Home Current issue Ahead of print Search About us Editorial board Archives Submit article Instructions Subscribe Contacts Login 
  • Users Online: 174
  • Home
  • Print this page
  • Email this page
Year : 2021  |  Volume : 13  |  Issue : 1  |  Page : 65-70

The clinical effectiveness of adhesive agents in posterior restorations: Which adhesive strategy performs better?

1 Departments of Conservative Dentistry, Arab American University, Jenin, Palestine
2 Departments of Pediatric Dentistry and Orthodontics, Arab American University, Jenin, Palestine

Correspondence Address:
Naji Ziad Arandi
Department of Conservative Dentistry and Prosthodontics, Faculty of Dentistry, Arab American University, P.O Box: 240 Jenin, 13 Zababdeh, Jenin
Login to access the Email id

Source of Support: None, Conflict of Interest: None

DOI: 10.4103/jorr.jorr_25_20

Rights and Permissions
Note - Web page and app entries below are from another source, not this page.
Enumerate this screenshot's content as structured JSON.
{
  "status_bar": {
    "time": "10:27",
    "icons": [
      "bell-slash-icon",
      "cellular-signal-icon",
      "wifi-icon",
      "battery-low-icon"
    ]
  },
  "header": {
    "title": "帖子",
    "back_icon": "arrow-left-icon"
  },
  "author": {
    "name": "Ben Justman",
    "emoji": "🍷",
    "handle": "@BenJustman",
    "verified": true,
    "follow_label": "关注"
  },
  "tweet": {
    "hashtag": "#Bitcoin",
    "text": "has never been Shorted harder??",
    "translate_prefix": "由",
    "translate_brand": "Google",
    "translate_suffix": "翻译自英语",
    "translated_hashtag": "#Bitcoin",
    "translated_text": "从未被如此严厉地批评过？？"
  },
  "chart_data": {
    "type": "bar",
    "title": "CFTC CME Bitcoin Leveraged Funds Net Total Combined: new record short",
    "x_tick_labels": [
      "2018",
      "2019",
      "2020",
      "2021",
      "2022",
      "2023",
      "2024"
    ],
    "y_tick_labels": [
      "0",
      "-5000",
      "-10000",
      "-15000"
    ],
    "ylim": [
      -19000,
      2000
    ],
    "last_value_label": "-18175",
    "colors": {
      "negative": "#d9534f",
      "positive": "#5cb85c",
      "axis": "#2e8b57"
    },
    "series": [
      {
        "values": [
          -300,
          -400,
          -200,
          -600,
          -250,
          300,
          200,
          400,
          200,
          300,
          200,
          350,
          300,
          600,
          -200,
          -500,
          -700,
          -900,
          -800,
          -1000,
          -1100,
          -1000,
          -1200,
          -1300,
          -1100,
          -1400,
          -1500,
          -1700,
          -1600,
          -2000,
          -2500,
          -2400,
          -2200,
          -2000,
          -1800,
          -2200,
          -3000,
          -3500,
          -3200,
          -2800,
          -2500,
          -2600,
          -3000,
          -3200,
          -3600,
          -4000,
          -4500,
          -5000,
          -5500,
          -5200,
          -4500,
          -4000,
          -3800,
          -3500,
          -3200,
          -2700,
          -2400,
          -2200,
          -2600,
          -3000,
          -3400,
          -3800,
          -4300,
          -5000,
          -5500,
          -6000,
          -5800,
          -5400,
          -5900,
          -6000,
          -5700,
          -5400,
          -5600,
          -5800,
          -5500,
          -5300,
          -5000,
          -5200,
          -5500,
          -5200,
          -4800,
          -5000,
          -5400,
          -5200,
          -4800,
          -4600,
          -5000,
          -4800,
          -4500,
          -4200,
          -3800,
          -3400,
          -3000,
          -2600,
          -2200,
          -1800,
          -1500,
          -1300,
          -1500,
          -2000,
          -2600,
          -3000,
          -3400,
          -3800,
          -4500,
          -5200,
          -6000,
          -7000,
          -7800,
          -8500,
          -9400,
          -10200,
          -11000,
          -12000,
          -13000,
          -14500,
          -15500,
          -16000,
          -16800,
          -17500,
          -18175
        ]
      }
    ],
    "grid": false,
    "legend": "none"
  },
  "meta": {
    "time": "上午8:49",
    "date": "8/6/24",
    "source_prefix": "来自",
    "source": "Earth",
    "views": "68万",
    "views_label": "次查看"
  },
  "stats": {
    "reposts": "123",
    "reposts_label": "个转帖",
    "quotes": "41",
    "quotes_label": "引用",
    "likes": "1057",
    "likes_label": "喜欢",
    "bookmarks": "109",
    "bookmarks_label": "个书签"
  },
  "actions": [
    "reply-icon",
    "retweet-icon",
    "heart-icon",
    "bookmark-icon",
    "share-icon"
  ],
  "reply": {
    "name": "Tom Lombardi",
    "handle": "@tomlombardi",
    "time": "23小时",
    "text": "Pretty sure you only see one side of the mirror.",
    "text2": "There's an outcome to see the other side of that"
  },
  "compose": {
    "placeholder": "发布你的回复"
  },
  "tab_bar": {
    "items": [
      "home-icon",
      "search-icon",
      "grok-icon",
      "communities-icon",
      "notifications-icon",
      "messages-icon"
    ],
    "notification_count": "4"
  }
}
The clinical effectiveness of adhesive agents has been mainly evaluated using class V restorations. Clinical studies evaluating adhesives in combination with posterior composites are scarce and of short-term periods. This paper is aimed to review the current literature on the clinical effectiveness of contemporary adhesives when used to restore posterior teeth (Class I and Class II). To conduct this review, Scopus, PubMed, and Google Scholar databases were used to search for peer-reviewed articles on the clinical performance of adhesive agents in posterior composite restorations. Search terms used included “adhesive agents,” “clinical evaluation,” “composite restorations,” “posterior teeth,” “self-etch adhesives,” “etch -and -rinse adhesives,” and “universal adhesives.” To enrich the results, reference mining of the articles that were identified was used to locate other papers. The process of cross-referencing continued until no new articles were identified. No limits were placed on the year of publication, but only articles in English were considered. The current review found that simplification in the adhesive technique so far seems to affect the clinical performance. There is a relative paucity of evidence relating to the performance of universal adhesive agents in posterior restorations. Further long-term clinical studies are needed to evaluate the clinical performance of adhesive agents.

Print this article     Email this article
 Next article
 Previous article
 Table of Contents

 Similar in PUBMED
   Search Pubmed for
   Search in Google Scholar for
 Related articles
 Citation Manager
 Access Statistics
 Reader Comments
 Email Alert *
 Add to My List *
 * Requires registration (Free)

 Article Access Statistics
    PDF Downloaded52    
    Comments [Add]    

Recommend this journal